Please use your imagination in order to capture the true impact of this scene. First we are given a description of the plight of lepers in the first reading today from the Book of Leviticus.  “The one who bears the sore of leprosy shall keep his garments rent and his head bare, and shall muffle his beard; he shall cry out: ‘Unclean, unclean!’”  Imagined having to live this way.  Imagined being shunned by people and having to live apart from others including one’s own relatives.  It would be impossible to make a living.  One would be reduced to begging in order to survive.  Try to really put yourself into this man’s situation.  Try to feel his anguish and despair.  Try to experience living without hope.

In the Gospel today this leper comes to Jesus and kneels down.  He is already breaking the laws of his society.  He is supposed to stay apart and announce his uncleanliness when he approaches others.  He cries out: “If you wish, you can make me clean.”  Obviously he has heard about Jesus.  Perhaps Jesus had already cured the ten lepers when only one returned and gave thanks.  Perhaps someone told him about the wonder-worker.

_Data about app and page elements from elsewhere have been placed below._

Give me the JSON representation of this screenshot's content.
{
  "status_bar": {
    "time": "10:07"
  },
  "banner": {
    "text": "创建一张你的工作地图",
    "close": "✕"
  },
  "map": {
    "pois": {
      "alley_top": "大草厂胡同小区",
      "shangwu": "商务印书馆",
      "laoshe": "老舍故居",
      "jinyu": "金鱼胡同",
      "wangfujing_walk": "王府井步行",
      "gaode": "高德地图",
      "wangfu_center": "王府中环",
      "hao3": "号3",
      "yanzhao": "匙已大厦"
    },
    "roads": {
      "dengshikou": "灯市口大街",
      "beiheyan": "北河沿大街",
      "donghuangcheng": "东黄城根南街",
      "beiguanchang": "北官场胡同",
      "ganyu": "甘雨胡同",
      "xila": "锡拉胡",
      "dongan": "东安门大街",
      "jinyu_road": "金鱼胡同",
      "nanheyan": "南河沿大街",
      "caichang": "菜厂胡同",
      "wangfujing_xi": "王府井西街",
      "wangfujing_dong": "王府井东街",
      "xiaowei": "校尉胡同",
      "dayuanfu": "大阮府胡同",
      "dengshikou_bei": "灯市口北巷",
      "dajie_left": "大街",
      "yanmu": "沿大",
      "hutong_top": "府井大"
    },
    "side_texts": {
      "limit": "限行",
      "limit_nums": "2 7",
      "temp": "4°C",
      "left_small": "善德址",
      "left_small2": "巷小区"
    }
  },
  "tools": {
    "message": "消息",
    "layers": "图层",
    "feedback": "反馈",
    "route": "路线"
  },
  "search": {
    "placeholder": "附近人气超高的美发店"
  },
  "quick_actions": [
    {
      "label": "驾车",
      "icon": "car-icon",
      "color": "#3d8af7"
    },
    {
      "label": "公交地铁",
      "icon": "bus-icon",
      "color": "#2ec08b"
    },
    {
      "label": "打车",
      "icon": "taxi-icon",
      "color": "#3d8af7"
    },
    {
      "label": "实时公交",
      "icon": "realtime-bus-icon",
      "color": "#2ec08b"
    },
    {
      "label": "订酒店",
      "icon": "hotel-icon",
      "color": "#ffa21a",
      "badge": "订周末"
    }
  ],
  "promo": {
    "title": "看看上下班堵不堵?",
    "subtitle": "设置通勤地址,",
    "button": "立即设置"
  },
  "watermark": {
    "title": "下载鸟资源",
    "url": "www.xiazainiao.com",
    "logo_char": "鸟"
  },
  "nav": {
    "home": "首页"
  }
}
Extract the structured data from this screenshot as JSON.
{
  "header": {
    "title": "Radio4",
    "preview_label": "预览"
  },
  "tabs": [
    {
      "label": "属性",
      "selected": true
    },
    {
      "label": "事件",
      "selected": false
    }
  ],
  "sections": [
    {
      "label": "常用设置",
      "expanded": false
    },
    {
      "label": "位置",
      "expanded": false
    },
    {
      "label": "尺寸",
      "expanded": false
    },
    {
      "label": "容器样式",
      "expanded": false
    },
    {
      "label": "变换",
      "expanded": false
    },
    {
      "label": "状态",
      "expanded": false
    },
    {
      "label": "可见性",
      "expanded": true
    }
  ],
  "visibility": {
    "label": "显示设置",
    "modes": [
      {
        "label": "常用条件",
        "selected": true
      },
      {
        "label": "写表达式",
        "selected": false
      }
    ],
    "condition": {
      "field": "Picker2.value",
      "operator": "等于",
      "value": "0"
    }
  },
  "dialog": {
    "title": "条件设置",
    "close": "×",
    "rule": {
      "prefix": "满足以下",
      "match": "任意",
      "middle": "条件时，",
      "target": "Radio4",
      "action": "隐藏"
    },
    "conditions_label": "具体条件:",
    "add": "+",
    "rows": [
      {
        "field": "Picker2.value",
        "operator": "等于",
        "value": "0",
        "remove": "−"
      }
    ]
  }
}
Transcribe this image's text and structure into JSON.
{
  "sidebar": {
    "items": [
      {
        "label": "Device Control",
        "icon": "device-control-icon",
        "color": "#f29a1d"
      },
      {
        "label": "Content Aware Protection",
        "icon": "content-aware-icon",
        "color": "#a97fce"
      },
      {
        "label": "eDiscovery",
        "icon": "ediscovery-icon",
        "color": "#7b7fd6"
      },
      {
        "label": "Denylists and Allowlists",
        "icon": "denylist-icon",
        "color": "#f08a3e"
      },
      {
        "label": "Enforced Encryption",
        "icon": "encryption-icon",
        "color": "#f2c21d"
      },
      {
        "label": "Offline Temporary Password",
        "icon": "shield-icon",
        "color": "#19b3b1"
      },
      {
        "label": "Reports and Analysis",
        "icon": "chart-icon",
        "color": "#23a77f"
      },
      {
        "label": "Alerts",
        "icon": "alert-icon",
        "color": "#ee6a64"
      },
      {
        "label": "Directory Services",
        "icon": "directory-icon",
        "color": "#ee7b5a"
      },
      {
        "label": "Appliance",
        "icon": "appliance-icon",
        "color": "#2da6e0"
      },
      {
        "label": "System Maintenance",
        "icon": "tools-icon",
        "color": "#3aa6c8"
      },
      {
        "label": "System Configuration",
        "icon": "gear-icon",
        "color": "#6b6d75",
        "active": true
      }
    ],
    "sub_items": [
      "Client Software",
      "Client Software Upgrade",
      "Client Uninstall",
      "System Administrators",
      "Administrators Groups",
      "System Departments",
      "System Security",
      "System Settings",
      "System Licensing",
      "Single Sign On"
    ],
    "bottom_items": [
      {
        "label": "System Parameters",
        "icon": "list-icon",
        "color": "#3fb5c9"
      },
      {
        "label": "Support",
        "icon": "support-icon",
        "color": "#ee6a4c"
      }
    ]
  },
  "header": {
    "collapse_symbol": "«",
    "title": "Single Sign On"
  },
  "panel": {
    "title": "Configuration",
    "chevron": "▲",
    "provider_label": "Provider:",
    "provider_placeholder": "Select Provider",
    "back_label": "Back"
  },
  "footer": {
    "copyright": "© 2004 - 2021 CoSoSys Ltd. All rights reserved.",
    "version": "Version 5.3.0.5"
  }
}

In an instant his life is completely changed: “I do will it.  Be made clean.”  Jesus asks the man not to publicize the event but the man cannot contain himself.  I think we can forgive the man his exuberance.  I cannot imagine his joy.  He is now free.  He is now whole.  He is accepted into society.  He can go about freely.  He can earn a living.

He is a good example to us of gratitude.  There are many things we take for granted in life.  In the midst of complaining about ice and snow, we can be blind to the blessings before us.

February 18th we begin the season of Lent.  Lent is an opportunity to take notice of the blessings in our lives and to live gratitude.  Lent is not about self-improvement.  It is not about looking good before others.  It is not about proving we can give something up.  Lent is about appreciating what God is doing for us in Jesus Christ, crucified and risen from the dead.

Please decide now what you will do this Lent in order to draw closer to Christ.  Let gratitude be your guide.  Feel the anguish and isolation of the leper in your own spirit and cry out to Jesus: “If you wish, you can make me clean.”  Jesus will make you clean if you but recognize where you need cleansing and then call upon Him, recognizing that indeed there is a God and you are not he.

May the Lord give you peace.

Rev. James M. McNamara